She cuts me off quick: “…when I was in seventh grade. I’ve been sick ever since.”
She blinks her old eyes and nods her head three jolting times just like she repeatedly does on each occasion I see her, her nervous tick that signals to the world she’s spent a lifetime trapped inside those words.
February 13, 2009
I work with homeless people every day. Since my job involves admitting people into a respite care program, I’ve learned how to read the life stories contained within psych evaluations and medical records like they’re novels. They contain some quite poetic phrases and life descriptions which I can’t help but scribble down at times.
Fortunately, because of the nature of the program I work with, I get to know the faces, voices, and personalities of the people who give breath to the bodies that exist more real than those official printed pages.

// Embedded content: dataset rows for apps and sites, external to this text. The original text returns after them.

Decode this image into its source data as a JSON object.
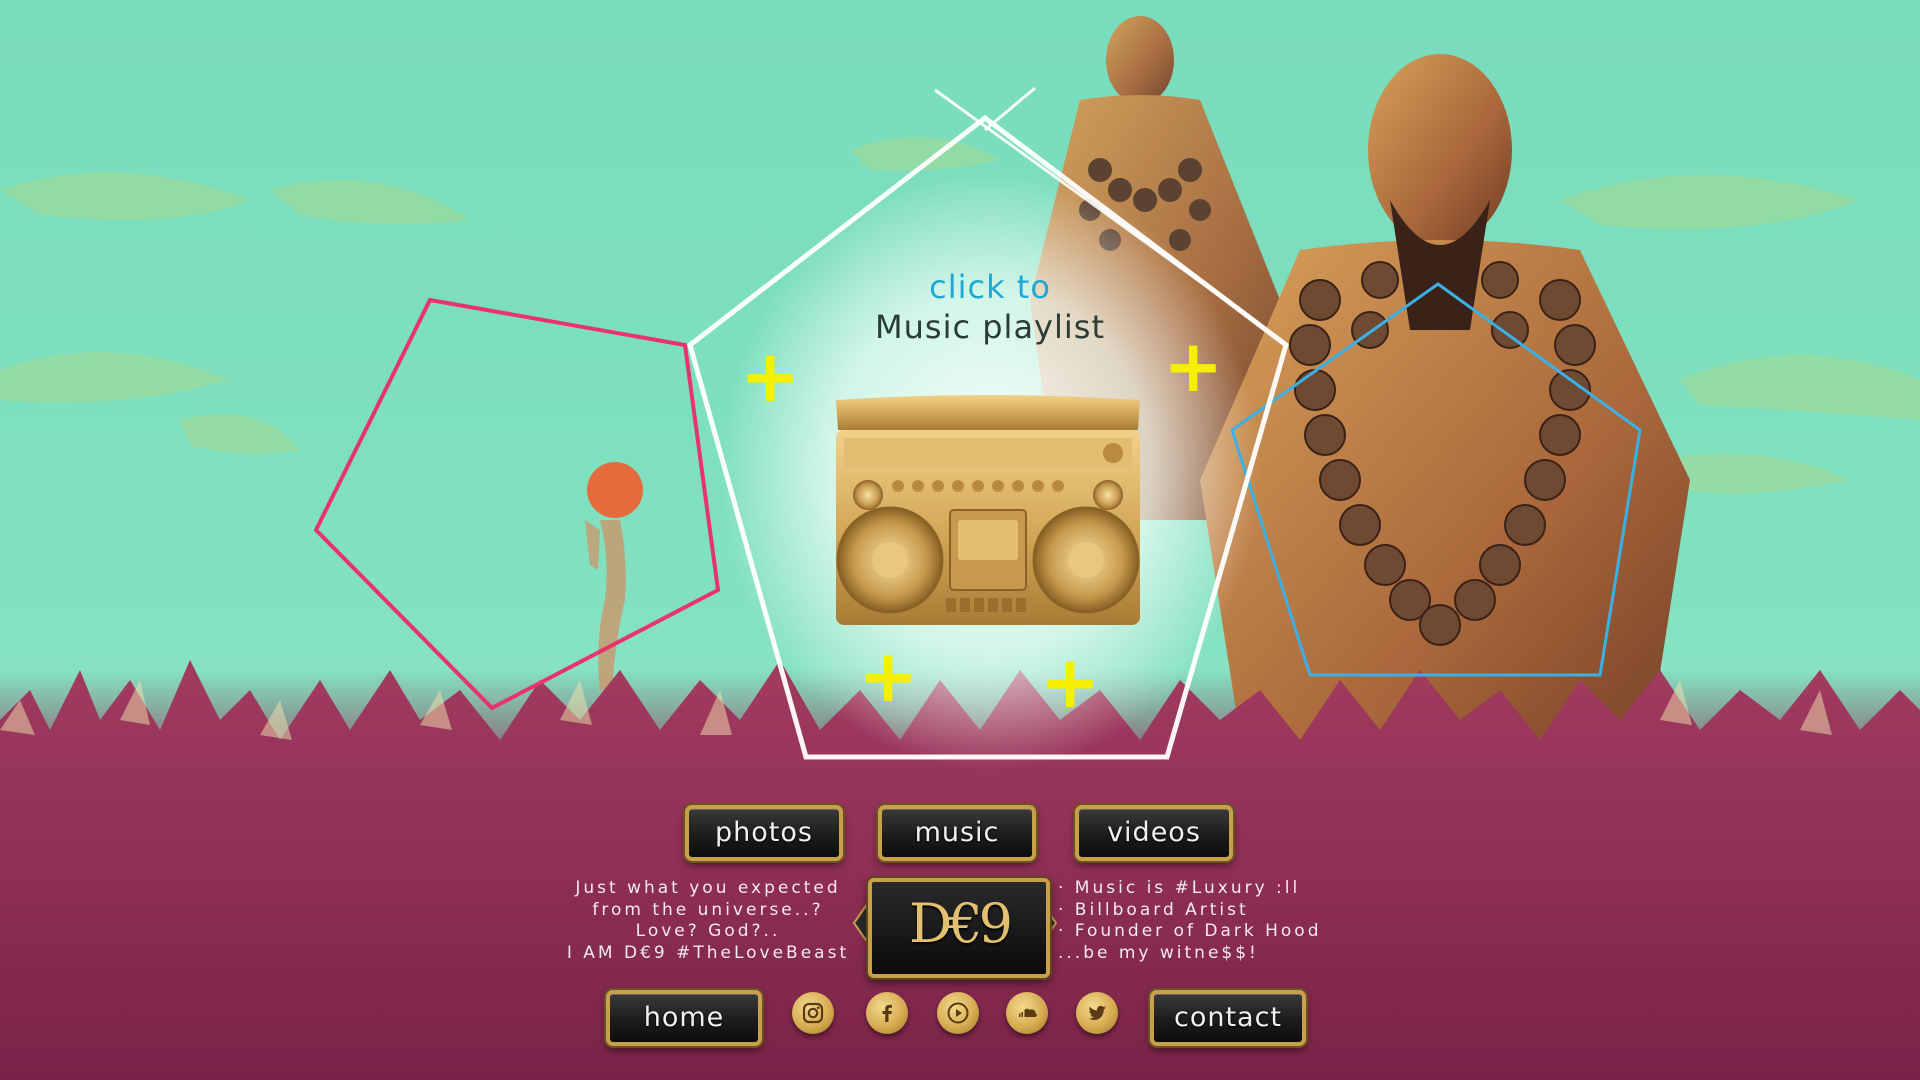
{
  "hero": {
    "click_label": "click to",
    "playlist_label": "Music playlist"
  },
  "nav": {
    "photos": "photos",
    "music": "music",
    "videos": "videos",
    "home": "home",
    "contact": "contact"
  },
  "tagline_left": [
    "Just what you expected",
    "from the universe..?",
    "Love? God?..",
    "I AM D€9 #TheLoveBeast"
  ],
  "tagline_right": [
    "· Music is #Luxury :ll",
    "· Billboard Artist",
    "· Founder of Dark Hood",
    "...be my witne$$!"
  ],
  "logo": {
    "text": "D€9"
  },
  "social_icons": [
    "instagram-icon",
    "facebook-icon",
    "youtube-icon",
    "soundcloud-icon",
    "twitter-icon"
  ],
  "colors": {
    "sky": "#7ee0bf",
    "grass": "#8a2b52",
    "gold": "#c9a04a",
    "accent_blue": "#1fa8d6",
    "pink_outline": "#e8336f",
    "plus_yellow": "#f4f000"
  }
}
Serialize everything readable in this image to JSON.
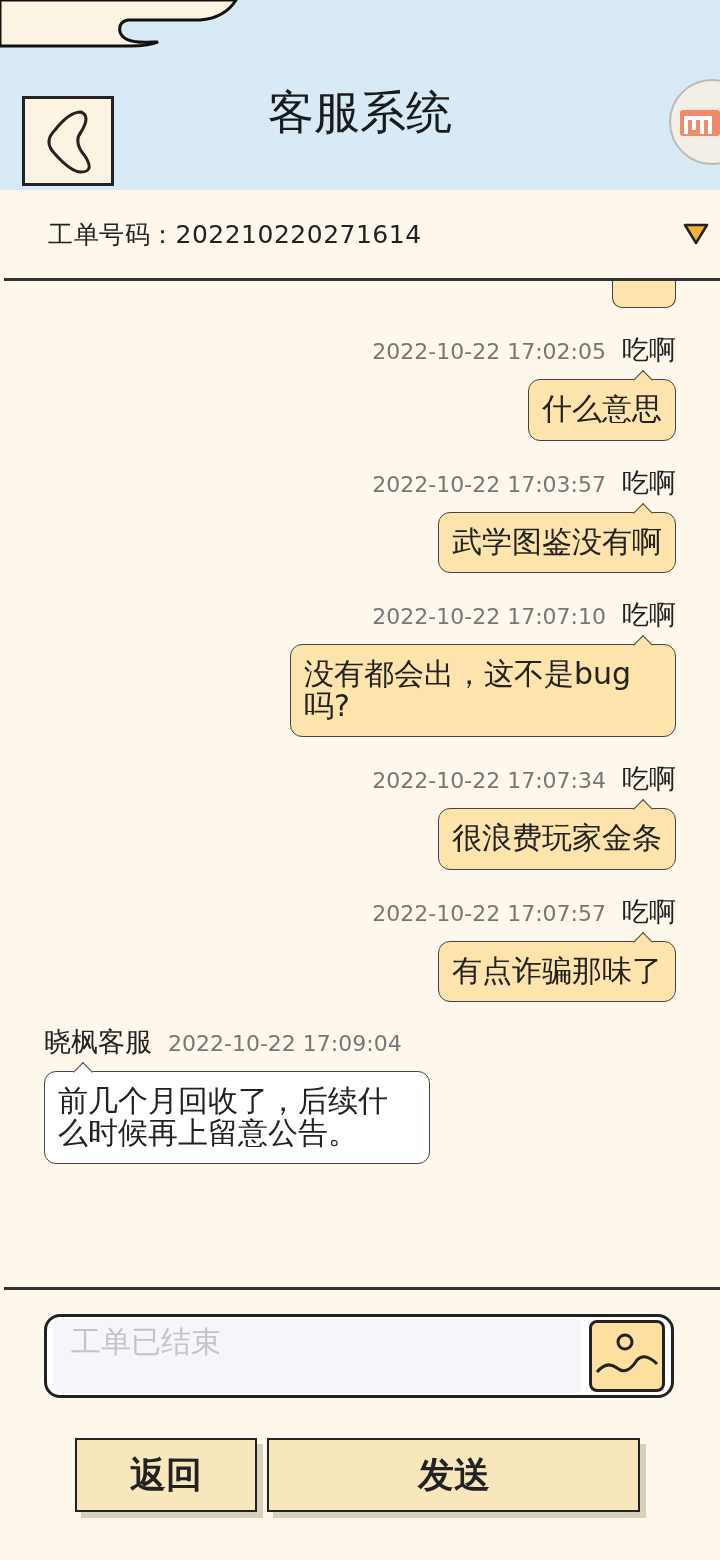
{
  "header": {
    "title": "客服系统"
  },
  "ticket": {
    "label": "工单号码：",
    "number": "202210220271614"
  },
  "messages": [
    {
      "kind": "user",
      "sender": "吃啊",
      "time": "2022-10-22 17:02:05",
      "text": "什么意思"
    },
    {
      "kind": "user",
      "sender": "吃啊",
      "time": "2022-10-22 17:03:57",
      "text": "武学图鉴没有啊"
    },
    {
      "kind": "user",
      "sender": "吃啊",
      "time": "2022-10-22 17:07:10",
      "text": "没有都会出，这不是bug吗?"
    },
    {
      "kind": "user",
      "sender": "吃啊",
      "time": "2022-10-22 17:07:34",
      "text": "很浪费玩家金条"
    },
    {
      "kind": "user",
      "sender": "吃啊",
      "time": "2022-10-22 17:07:57",
      "text": "有点诈骗那味了"
    },
    {
      "kind": "agent",
      "sender": "晓枫客服",
      "time": "2022-10-22 17:09:04",
      "text": "前几个月回收了，后续什么时候再上留意公告。"
    }
  ],
  "input": {
    "placeholder": "工单已结束"
  },
  "buttons": [
    {
      "kind": "back",
      "label": "返回"
    },
    {
      "kind": "send",
      "label": "发送"
    }
  ]
}
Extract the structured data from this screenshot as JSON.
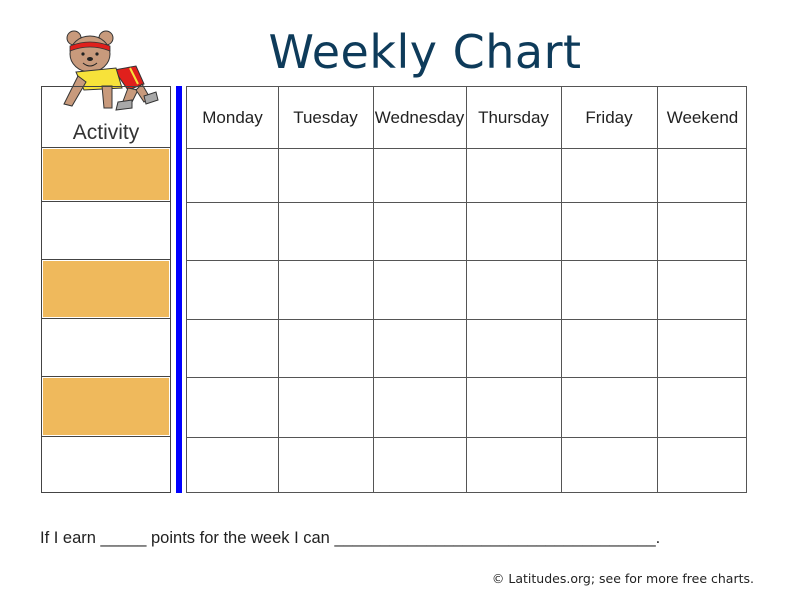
{
  "title": "Weekly Chart",
  "mascot": {
    "icon": "bear-exercising-icon",
    "colors": {
      "fur": "#c89a7c",
      "headband": "#e0201c",
      "shirt": "#f7e23a",
      "shorts": "#e0201c",
      "shoes": "#a8a8a8"
    }
  },
  "activity_column": {
    "header": "Activity",
    "rows": [
      {
        "label": "",
        "highlighted": true
      },
      {
        "label": "",
        "highlighted": false
      },
      {
        "label": "",
        "highlighted": true
      },
      {
        "label": "",
        "highlighted": false
      },
      {
        "label": "",
        "highlighted": true
      },
      {
        "label": "",
        "highlighted": false
      }
    ]
  },
  "days": [
    "Monday",
    "Tuesday",
    "Wednesday",
    "Thursday",
    "Friday",
    "Weekend"
  ],
  "grid_rows": 6,
  "colors": {
    "title": "#0e3b5a",
    "highlight": "#efb95c",
    "divider": "#0000ff"
  },
  "reward": {
    "prefix": "If I earn ",
    "points_blank": "_____",
    "middle": " points for the week I can ",
    "reward_blank": "___________________________________",
    "suffix": "."
  },
  "footer": "© Latitudes.org; see for more free charts."
}
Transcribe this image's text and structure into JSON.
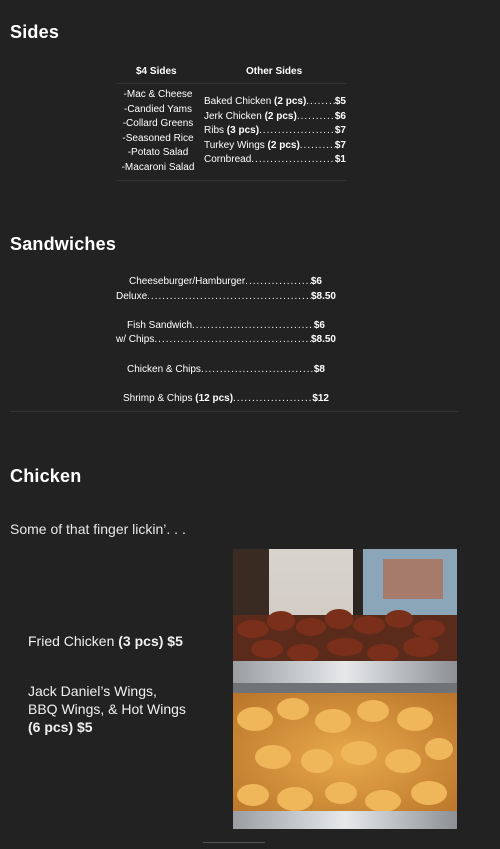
{
  "sides": {
    "title": "Sides",
    "col1_header": "$4 Sides",
    "col2_header": "Other Sides",
    "four_dollar": [
      "-Mac & Cheese",
      "-Candied Yams",
      "-Collard Greens",
      "-Seasoned Rice",
      "-Potato Salad",
      "-Macaroni Salad"
    ],
    "other": [
      {
        "name": "Baked Chicken",
        "qty": "(2 pcs)",
        "price": "$5"
      },
      {
        "name": "Jerk Chicken",
        "qty": "(2 pcs)",
        "price": "$6"
      },
      {
        "name": "Ribs",
        "qty": "(3 pcs)",
        "price": "$7"
      },
      {
        "name": "Turkey Wings",
        "qty": "(2 pcs)",
        "price": "$7"
      },
      {
        "name": "Cornbread",
        "qty": "",
        "price": "$1"
      }
    ]
  },
  "sandwiches": {
    "title": "Sandwiches",
    "items": [
      {
        "name": "Cheeseburger/Hamburger",
        "qty": "",
        "price": "$6"
      },
      {
        "name": "Deluxe",
        "qty": "",
        "price": "$8.50"
      },
      {
        "name": "Fish Sandwich",
        "qty": "",
        "price": "$6"
      },
      {
        "name": "w/ Chips",
        "qty": "",
        "price": "$8.50"
      },
      {
        "name": "Chicken & Chips",
        "qty": "",
        "price": "$8"
      },
      {
        "name": "Shrimp & Chips",
        "qty": "(12 pcs)",
        "price": "$12"
      }
    ]
  },
  "chicken": {
    "title": "Chicken",
    "intro": "Some of that finger lickin’. . .",
    "fried_name": "Fried Chicken",
    "fried_qty_price": "(3 pcs) $5",
    "wings_line1": "Jack Daniel’s Wings,",
    "wings_line2": "BBQ Wings, & Hot Wings",
    "wings_qty_price": "(6 pcs) $5"
  },
  "colors": {
    "background": "#222222",
    "text": "#ffffff",
    "rule": "#333333"
  }
}
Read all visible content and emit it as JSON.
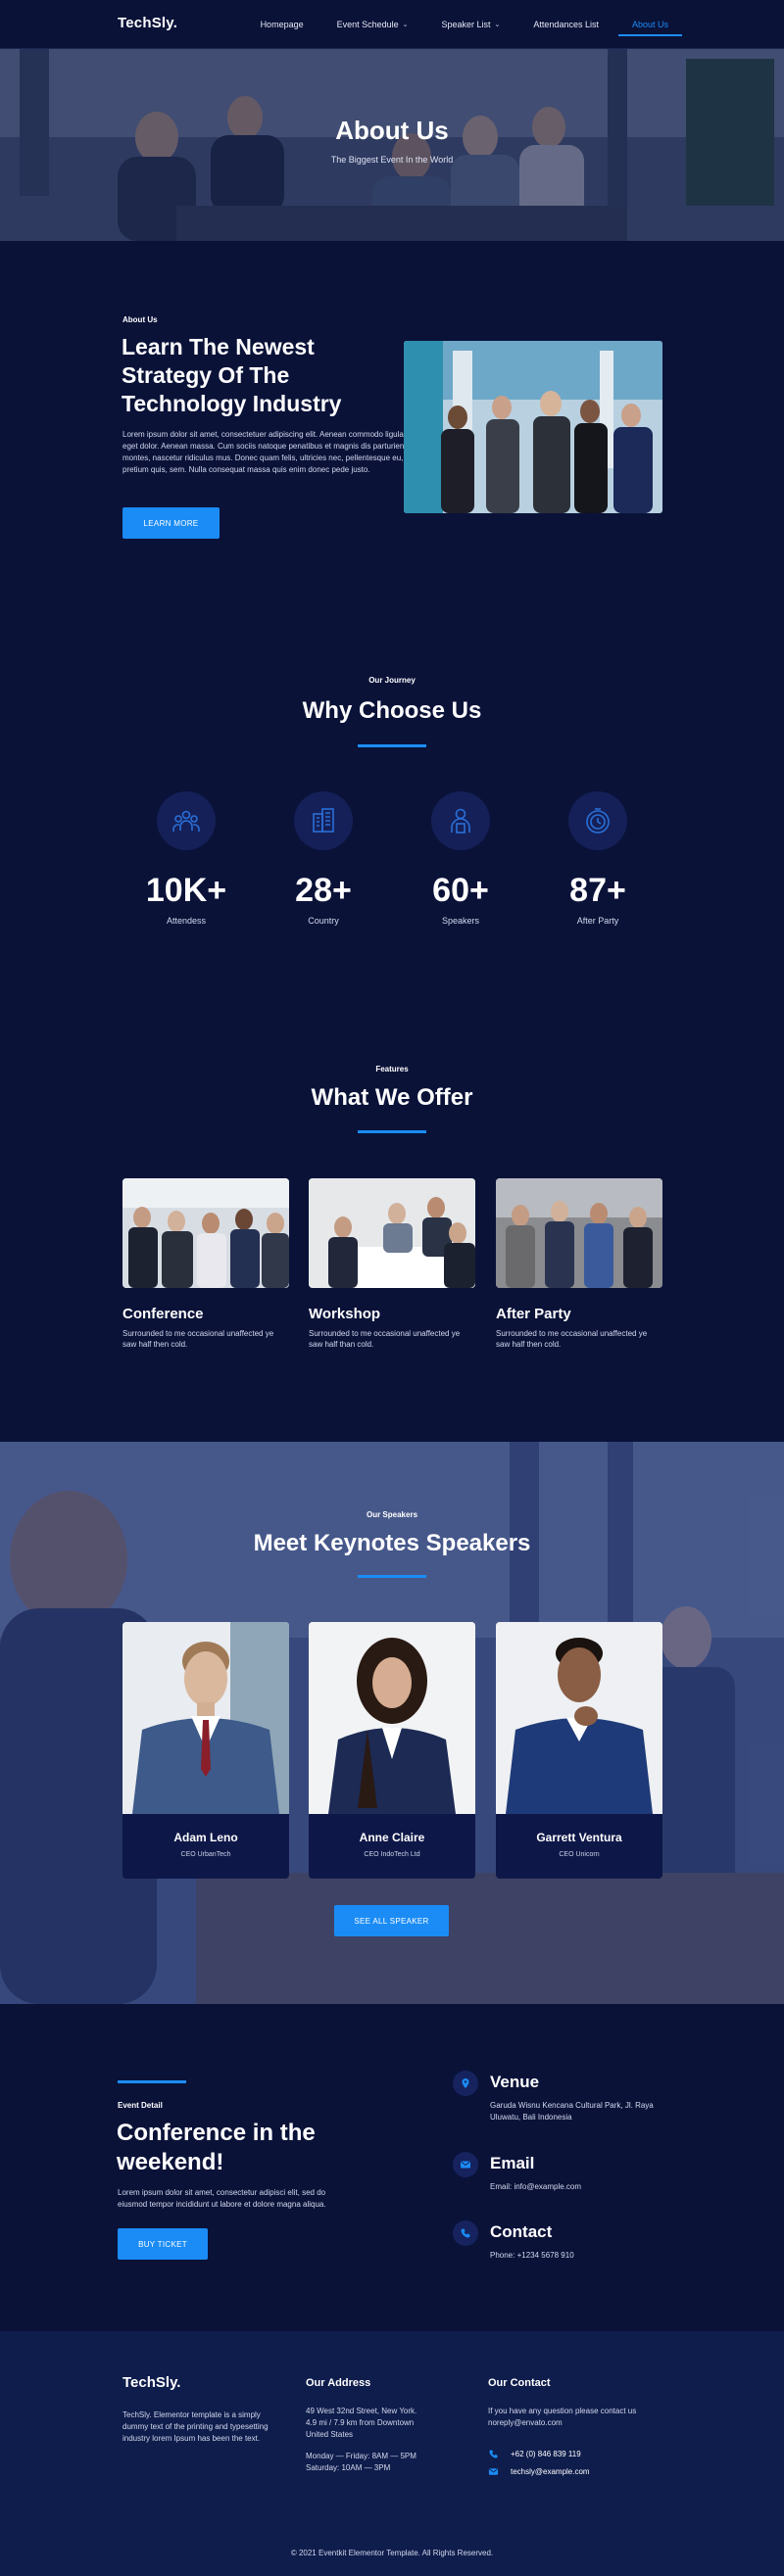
{
  "nav": {
    "logo": "TechSly.",
    "links": [
      {
        "label": "Homepage",
        "dropdown": false,
        "active": false
      },
      {
        "label": "Event Schedule",
        "dropdown": true,
        "active": false
      },
      {
        "label": "Speaker List",
        "dropdown": true,
        "active": false
      },
      {
        "label": "Attendances List",
        "dropdown": false,
        "active": false
      },
      {
        "label": "About Us",
        "dropdown": false,
        "active": true
      }
    ]
  },
  "hero": {
    "title": "About Us",
    "subtitle": "The Biggest Event In the World"
  },
  "about": {
    "label": "About Us",
    "title": "Learn The Newest Strategy Of The Technology Industry",
    "text": "Lorem ipsum dolor sit amet, consectetuer adipiscing elit. Aenean commodo ligula eget dolor. Aenean massa. Cum sociis natoque penatibus et magnis dis parturient montes, nascetur ridiculus mus. Donec quam felis, ultricies nec, pellentesque eu, pretium quis, sem. Nulla consequat massa quis enim donec pede justo.",
    "button": "LEARN MORE"
  },
  "journey": {
    "label": "Our Journey",
    "title": "Why Choose Us",
    "stats": [
      {
        "value": "10K+",
        "label": "Attendess",
        "icon": "people-group-icon"
      },
      {
        "value": "28+",
        "label": "Country",
        "icon": "building-icon"
      },
      {
        "value": "60+",
        "label": "Speakers",
        "icon": "speaker-person-icon"
      },
      {
        "value": "87+",
        "label": "After Party",
        "icon": "clock-icon"
      }
    ]
  },
  "offer": {
    "label": "Features",
    "title": "What We Offer",
    "cards": [
      {
        "title": "Conference",
        "text": "Surrounded to me occasional unaffected ye saw half then cold."
      },
      {
        "title": "Workshop",
        "text": "Surrounded to me occasional unaffected ye saw half than cold."
      },
      {
        "title": "After Party",
        "text": "Surrounded to me occasional unaffected ye saw half then cold."
      }
    ]
  },
  "speakers": {
    "label": "Our Speakers",
    "title": "Meet Keynotes Speakers",
    "list": [
      {
        "name": "Adam Leno",
        "role": "CEO UrbanTech"
      },
      {
        "name": "Anne Claire",
        "role": "CEO IndoTech Ltd"
      },
      {
        "name": "Garrett Ventura",
        "role": "CEO Unicorn"
      }
    ],
    "button": "SEE ALL SPEAKER"
  },
  "event": {
    "label": "Event Detail",
    "title": "Conference in the weekend!",
    "text": "Lorem ipsum dolor sit amet, consectetur adipisci elit, sed do eiusmod tempor incididunt ut labore et dolore magna aliqua.",
    "button": "BUY TICKET",
    "info": [
      {
        "title": "Venue",
        "text": "Garuda Wisnu Kencana Cultural Park, Jl. Raya Uluwatu, Bali Indonesia",
        "icon": "map-pin-icon"
      },
      {
        "title": "Email",
        "text": "Email: info@example.com",
        "icon": "envelope-icon"
      },
      {
        "title": "Contact",
        "text": "Phone: +1234 5678 910",
        "icon": "phone-icon"
      }
    ]
  },
  "footer": {
    "logo": "TechSly.",
    "about": "TechSly. Elementor template is a simply dummy text of the printing and typesetting industry lorem Ipsum has been the text.",
    "address_head": "Our Address",
    "address": "49 West 32nd Street, New York. 4.9 mi / 7.9 km from Downtown United States",
    "hours": "Monday — Friday: 8AM — 5PM Saturday: 10AM — 3PM",
    "contact_head": "Our Contact",
    "contact_text": "If you have any question please contact us noreply@envato.com",
    "phone": "+62 (0) 846 839 119",
    "email": "techsly@example.com",
    "copyright": "© 2021 Eventkit Elementor Template. All Rights Reserved."
  },
  "colors": {
    "background": "#0a1238",
    "accent": "#1b8cf5",
    "footer": "#0f1d4c"
  }
}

Today I sat down to listen to the full-length story of a man I’ve been working with because his life recently booted him from the role of successful businessman to become homelessly suicidal.
As he described both the path that led him to the side of a highway with a suicide plan and the path that allowed him to walk away from that place, he told me something beautiful about the hope that exists for the homeless, the depressed, the addicted, those who give up on caring.
He said something like this (completely paraphrased):
At first I was really bitter and could only think about how everything revolves around money. About the way that I had lost all of mine and so was excommunicated from the world of those with homes and normal lives. What saved me from this perspective that was slowly drifting me toward death wasn’t money but people. I realized that there are people in the world who care…even about poor strangers who live on the street… When people who had no obligation to me showed that they cared about what happened to me, I started to care too. And now what I care about is helping anyone I can.
It might sound hokey or oversimplified, but when we are reduced to our most basic forms, we still have the ability to care. about others and about ourselves.
but sometimes we need someone to show us how.
i think that today this lovely wise man who is now gratefully attempting to get his life back together showed me.